Data records for software interfaces →
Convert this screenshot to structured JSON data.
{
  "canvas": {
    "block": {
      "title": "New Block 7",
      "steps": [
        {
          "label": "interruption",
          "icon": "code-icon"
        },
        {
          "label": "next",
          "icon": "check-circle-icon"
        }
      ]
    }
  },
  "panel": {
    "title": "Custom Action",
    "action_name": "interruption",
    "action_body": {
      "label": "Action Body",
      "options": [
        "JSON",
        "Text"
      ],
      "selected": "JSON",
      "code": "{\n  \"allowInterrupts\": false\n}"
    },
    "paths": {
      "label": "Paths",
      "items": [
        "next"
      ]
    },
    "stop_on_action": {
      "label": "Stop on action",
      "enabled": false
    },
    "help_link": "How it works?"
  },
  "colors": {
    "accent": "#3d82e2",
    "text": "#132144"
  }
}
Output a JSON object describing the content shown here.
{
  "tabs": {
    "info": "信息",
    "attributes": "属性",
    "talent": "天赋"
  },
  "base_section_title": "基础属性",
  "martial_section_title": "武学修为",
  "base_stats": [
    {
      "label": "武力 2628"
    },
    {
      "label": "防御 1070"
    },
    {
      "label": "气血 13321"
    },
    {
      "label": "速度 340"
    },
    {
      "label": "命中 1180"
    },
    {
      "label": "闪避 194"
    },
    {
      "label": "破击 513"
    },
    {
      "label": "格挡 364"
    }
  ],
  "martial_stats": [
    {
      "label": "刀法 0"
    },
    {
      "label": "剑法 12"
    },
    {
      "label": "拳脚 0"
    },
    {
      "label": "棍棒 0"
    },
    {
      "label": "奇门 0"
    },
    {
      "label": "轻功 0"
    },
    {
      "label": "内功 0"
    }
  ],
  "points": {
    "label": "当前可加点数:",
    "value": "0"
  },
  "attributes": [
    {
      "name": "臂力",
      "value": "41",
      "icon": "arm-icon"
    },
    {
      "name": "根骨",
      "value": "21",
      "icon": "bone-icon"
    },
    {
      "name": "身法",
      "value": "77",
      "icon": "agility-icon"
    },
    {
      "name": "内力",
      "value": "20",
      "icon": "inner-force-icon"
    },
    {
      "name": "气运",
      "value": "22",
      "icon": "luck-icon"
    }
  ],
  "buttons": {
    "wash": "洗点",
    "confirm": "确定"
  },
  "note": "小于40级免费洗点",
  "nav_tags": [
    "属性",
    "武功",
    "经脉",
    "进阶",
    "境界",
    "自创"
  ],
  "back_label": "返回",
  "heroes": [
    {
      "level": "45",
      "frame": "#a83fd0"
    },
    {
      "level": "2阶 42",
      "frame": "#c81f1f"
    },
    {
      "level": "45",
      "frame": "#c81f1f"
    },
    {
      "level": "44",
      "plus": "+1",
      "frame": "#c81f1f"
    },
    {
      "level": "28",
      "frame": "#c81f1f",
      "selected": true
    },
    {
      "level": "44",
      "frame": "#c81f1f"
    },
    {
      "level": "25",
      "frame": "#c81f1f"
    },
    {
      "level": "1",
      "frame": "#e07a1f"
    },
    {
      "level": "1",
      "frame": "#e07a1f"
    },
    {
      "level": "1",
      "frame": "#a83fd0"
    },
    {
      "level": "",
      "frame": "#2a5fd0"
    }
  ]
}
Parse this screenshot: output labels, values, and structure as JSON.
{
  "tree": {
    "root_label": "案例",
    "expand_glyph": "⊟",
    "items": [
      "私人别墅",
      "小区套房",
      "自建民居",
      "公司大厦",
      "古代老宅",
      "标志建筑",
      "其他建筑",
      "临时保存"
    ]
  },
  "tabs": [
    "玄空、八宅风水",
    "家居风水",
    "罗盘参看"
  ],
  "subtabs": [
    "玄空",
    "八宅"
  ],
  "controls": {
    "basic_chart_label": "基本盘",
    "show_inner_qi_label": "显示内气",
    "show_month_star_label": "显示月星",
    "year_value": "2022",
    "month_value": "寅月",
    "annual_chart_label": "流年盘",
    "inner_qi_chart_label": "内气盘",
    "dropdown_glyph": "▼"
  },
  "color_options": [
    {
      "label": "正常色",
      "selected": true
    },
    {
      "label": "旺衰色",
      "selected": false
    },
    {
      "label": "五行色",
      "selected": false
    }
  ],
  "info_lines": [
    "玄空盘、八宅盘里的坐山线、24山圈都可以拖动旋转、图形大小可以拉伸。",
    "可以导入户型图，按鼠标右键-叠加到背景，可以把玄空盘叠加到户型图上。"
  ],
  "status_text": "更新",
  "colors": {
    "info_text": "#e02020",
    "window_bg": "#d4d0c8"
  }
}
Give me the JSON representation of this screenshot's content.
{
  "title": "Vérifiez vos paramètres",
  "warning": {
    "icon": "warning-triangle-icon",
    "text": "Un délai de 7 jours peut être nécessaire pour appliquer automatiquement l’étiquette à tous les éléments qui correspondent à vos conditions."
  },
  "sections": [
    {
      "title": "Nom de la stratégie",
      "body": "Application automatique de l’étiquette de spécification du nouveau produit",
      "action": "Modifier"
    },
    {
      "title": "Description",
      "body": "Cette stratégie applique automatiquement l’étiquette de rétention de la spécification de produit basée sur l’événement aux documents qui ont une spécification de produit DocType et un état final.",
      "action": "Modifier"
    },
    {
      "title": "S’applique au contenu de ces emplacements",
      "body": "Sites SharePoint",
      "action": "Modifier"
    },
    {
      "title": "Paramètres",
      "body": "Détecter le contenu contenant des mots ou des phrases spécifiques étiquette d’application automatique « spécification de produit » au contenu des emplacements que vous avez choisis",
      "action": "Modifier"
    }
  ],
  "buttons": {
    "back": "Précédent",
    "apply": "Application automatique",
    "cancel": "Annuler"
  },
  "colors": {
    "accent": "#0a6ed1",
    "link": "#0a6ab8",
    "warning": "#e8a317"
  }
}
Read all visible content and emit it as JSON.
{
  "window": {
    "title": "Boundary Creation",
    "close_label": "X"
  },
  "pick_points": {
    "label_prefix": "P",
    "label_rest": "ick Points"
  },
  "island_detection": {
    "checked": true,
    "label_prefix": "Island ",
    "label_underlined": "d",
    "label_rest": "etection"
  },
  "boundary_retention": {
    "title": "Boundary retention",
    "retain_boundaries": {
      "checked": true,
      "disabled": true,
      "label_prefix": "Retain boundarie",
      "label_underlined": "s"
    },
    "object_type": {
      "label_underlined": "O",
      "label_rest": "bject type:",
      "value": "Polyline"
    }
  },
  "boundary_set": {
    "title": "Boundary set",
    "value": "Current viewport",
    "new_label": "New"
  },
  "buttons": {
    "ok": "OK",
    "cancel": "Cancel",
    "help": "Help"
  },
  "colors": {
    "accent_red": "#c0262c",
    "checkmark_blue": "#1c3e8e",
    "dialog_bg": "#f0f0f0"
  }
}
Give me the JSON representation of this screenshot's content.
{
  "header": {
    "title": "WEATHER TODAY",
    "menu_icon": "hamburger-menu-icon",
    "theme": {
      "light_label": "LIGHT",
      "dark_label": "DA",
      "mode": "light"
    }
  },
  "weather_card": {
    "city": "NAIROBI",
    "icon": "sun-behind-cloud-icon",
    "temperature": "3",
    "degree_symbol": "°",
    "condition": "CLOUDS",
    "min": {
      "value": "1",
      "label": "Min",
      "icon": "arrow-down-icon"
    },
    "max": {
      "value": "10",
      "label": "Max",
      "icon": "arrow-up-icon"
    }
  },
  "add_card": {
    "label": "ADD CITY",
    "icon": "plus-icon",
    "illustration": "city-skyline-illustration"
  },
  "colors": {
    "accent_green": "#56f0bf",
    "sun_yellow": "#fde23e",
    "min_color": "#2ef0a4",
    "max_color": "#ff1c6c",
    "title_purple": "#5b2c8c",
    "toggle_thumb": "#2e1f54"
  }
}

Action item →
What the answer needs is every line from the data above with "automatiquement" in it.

Solution for this problem →
    "text": "Un délai de 7 jours peut être nécessaire pour appliquer automatiquement l’étiquette à tous les éléments qui correspondent à vos conditions."
      "body": "Cette stratégie applique automatiquement l’étiquette de rétention de la spécification de produit basée sur l’événement aux documents qui ont une spécification de produit DocType et un état final.",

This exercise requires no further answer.